Dear Liz: I started my Social Security benefits at 66 and am now 70. I was married for 23 years and have not remarried.
When I ask about spousal benefits, I am told that my own monthly benefit is too high to get benefits based on my ex’s work record. My monthly benefit is only $1,509, my 401(k) has tanked, and I am surviving on less and less available part-time work.
I was told further that I can apply once my ex passes away and then it won’t matter how high my income is. Could that be correct? What is the exact cut-off amount to get spousal benefits?
Answer: Many people misunderstand the way spousal benefits work, and they think that they can get an additional check on top of their own retirement benefit.
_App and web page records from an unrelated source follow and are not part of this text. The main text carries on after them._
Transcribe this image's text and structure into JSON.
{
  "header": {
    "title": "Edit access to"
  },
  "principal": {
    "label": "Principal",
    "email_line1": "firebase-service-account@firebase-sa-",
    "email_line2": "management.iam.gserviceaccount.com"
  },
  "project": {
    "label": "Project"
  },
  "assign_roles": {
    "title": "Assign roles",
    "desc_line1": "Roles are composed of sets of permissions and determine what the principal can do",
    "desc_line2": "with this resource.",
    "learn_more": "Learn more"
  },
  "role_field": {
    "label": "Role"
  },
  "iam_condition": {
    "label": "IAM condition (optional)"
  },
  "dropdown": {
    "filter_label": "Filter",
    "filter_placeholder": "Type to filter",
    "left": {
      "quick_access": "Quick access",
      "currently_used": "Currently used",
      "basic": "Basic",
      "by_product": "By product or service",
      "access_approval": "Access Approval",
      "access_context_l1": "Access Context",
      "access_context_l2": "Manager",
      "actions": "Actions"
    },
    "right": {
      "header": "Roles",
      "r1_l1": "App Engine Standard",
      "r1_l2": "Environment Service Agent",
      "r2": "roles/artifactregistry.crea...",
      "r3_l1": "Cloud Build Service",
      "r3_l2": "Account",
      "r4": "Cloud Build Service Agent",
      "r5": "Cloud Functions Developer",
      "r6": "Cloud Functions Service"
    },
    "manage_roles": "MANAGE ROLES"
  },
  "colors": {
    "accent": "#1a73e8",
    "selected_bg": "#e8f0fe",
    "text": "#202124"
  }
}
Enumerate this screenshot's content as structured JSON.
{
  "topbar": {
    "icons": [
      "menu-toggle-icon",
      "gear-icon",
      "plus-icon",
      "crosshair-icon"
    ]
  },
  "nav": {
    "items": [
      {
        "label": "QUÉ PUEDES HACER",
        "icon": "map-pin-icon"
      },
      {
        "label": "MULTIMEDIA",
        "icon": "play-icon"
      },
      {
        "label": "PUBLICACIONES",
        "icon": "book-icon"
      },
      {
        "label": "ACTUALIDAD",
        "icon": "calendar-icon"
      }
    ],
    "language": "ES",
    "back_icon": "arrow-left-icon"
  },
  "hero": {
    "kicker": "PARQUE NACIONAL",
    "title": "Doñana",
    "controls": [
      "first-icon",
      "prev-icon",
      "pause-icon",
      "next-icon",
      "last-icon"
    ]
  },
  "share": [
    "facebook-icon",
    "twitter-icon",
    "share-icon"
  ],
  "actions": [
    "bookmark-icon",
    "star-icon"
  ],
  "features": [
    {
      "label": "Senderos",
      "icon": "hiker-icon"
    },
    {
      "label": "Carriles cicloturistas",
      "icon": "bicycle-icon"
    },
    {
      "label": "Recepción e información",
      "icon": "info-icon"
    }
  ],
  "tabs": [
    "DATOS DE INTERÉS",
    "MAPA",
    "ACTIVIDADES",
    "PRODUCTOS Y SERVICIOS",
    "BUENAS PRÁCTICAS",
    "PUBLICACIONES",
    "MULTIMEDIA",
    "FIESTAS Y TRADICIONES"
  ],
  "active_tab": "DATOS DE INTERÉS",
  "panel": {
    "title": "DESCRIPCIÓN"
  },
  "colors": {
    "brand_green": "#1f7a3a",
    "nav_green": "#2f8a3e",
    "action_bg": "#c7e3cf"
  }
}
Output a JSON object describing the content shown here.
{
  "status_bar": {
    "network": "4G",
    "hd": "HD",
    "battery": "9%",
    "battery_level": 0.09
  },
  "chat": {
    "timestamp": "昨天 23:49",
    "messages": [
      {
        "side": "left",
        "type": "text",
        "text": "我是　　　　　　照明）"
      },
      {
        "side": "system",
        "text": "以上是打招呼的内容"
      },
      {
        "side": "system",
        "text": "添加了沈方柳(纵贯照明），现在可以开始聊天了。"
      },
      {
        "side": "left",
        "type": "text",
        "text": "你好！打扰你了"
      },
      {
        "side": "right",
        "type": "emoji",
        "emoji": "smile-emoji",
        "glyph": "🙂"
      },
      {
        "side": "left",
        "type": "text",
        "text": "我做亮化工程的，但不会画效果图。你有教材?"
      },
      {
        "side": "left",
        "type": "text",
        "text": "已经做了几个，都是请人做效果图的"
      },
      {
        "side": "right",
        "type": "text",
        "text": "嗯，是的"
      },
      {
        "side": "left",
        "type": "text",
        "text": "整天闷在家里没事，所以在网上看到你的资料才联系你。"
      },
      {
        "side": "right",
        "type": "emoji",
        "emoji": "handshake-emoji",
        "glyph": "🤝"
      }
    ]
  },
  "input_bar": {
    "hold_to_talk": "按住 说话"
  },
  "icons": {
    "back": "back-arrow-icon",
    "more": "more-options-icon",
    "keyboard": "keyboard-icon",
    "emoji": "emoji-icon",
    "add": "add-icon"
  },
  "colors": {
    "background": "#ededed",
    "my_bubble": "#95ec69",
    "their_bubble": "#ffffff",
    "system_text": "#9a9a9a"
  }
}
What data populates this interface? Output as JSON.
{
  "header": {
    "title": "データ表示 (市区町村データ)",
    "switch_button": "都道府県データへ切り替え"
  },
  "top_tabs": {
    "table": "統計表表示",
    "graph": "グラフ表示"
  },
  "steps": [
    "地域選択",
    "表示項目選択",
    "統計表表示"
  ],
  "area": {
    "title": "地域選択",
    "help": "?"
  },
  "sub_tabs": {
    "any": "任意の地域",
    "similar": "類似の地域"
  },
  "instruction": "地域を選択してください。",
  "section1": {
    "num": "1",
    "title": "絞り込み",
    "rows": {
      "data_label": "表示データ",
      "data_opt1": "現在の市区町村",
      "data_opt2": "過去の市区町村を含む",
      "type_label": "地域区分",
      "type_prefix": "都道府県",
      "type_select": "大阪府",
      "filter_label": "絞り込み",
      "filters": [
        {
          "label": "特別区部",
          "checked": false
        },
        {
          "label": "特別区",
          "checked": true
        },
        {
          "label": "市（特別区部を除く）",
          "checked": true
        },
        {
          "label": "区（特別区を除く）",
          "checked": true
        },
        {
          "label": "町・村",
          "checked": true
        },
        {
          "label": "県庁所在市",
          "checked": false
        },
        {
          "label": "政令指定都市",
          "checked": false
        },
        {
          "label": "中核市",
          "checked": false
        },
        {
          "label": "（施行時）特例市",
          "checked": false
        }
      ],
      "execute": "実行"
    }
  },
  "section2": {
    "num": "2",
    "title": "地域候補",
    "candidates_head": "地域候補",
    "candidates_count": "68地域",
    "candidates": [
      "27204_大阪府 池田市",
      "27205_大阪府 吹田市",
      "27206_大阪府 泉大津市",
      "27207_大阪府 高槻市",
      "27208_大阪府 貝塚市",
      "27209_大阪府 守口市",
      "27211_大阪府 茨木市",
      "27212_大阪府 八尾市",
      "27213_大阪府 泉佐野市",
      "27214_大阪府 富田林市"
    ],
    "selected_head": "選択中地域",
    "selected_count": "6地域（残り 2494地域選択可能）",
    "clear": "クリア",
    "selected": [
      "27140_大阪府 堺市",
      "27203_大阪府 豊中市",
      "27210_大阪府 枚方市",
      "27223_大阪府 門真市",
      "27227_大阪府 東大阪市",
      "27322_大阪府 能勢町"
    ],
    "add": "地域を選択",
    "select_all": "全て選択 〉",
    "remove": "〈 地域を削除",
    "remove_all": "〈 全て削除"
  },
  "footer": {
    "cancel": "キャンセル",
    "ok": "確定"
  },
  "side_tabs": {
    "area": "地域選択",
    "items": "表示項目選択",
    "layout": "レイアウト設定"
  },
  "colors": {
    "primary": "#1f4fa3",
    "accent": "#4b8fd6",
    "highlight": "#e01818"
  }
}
That’s not quite how it works.
Essentially, Social Security compares the amount of your retirement benefit with what you would get as a spouse or divorced spouse and gives you the larger of the two. Spousal benefits are up to half of what your spouse or ex receives.
If your ex’s benefit is $2,000 a month, for example, your spousal benefit could be $1,000, which is less than you’re getting now. If your ex dies, however, you can apply for a survivor benefit that equals what he or she received — in this example, $2,000 a month.